In the north, Key Lake reported a mean temperature of 10.5 degrees. That’s 2.8 degrees colder than normal, marking their coldest June in 48 years.  

Monthly means for other northern parts of the province include La Ronge at 12.2 degrees (2.3 degrees colder than normal and the 6th coldest June in 68 years), and Prince Albert at 12.7 degrees (2.6 degrees colder than normal, and their 8th coldest June in 137 years).  

Heading south, Moose Jaw saw a monthly mean temperature in June of 14.4 degrees, which is 2.8 degrees colder than normal, and 18th coldest June out of 128 years.  

Plenty of precipitation was seen in the province in June. “More through the northern grain belt and up through central Saskatchewan – they seemed to get in on the rain more than everybody else,” said Lang.  

“Most stations in Saskatchewan got at least 70 per cent of their average June precipitation, which is a change from the last couple of years where it’s been quite dry.” 

In the north, Prince Albert saw a particularly wet June at 120.7 mm for the month, which is 176 per cent of normal, giving them their 15 wettest June in 136 years. Saskatoon saw 112.2 mm of precipitation last month, amounting to 171 per cent of normal and leading to their 18th wettest June in 129 years. 

Lang described Moose Jaw as “middle of the road” at the 63rd driest June out of 131 years, recording 61.1 mm for the month. With average precipitation for Moose Jaw in June amounting to 58.5 mm, this June saw an amount 104 per cent of normal.  

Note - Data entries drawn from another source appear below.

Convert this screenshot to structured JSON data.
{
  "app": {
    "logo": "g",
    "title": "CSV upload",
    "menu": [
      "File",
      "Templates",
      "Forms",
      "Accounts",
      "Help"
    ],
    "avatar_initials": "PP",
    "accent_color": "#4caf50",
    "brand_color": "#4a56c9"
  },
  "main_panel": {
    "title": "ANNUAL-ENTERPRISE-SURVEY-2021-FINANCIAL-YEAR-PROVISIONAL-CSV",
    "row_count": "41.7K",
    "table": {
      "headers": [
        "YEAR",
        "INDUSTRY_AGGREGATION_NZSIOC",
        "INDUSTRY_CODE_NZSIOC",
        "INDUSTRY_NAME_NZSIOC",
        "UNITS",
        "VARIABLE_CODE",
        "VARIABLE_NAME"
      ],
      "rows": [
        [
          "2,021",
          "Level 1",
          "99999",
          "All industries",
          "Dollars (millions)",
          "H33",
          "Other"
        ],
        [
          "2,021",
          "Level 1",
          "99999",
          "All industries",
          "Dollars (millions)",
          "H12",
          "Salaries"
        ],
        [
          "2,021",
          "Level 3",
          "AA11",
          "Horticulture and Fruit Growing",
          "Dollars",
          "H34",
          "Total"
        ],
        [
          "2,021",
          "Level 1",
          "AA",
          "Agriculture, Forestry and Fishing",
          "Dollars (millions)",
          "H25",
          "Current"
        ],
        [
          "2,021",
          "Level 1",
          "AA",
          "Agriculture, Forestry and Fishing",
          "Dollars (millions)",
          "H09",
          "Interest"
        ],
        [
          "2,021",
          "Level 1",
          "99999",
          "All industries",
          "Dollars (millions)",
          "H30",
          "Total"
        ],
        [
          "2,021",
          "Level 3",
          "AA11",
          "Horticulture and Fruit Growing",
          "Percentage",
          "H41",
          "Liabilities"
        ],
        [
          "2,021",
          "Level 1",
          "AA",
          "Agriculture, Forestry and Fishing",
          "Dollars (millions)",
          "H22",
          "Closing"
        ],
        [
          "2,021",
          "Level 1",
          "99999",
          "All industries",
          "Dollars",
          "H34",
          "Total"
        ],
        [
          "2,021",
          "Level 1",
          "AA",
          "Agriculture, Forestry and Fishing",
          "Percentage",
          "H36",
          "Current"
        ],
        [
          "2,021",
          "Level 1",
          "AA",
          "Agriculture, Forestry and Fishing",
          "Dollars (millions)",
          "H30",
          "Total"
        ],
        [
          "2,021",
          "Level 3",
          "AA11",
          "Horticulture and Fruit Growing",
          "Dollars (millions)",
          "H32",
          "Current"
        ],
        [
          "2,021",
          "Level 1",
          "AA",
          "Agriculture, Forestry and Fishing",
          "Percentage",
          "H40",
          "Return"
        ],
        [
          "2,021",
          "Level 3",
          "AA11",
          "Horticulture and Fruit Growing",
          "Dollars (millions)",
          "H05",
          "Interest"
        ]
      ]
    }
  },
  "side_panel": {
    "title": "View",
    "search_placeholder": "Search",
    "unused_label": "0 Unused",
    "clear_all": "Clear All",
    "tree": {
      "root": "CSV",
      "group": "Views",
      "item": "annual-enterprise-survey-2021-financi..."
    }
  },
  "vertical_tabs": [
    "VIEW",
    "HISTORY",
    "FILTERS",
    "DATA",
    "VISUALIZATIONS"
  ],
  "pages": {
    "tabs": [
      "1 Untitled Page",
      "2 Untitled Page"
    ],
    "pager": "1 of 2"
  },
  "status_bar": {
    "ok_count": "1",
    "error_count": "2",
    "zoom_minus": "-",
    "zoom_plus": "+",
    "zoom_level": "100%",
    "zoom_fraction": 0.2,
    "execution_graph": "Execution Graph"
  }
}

Other areas in the southern part of the province saw a drier June. Estevan was 88 per cent of normal precipitation, seeing 66.1 mm last month and marking their 44th driest June in 112 years, and Swift Current was 70 per cent of normal at 50.9 mm, seeing their 40th driest June in 139 years.  

Lang said they’ve been seeing cool and wet weather with thundershowers continue overall for the province so far this month, but that looks like it will soon change.  

“We are finally seeing a big ridge of high pressure starting to build in towards the weekend and into next week, so it does look like we’ll finally break that pattern and get into some warmer and drier air.”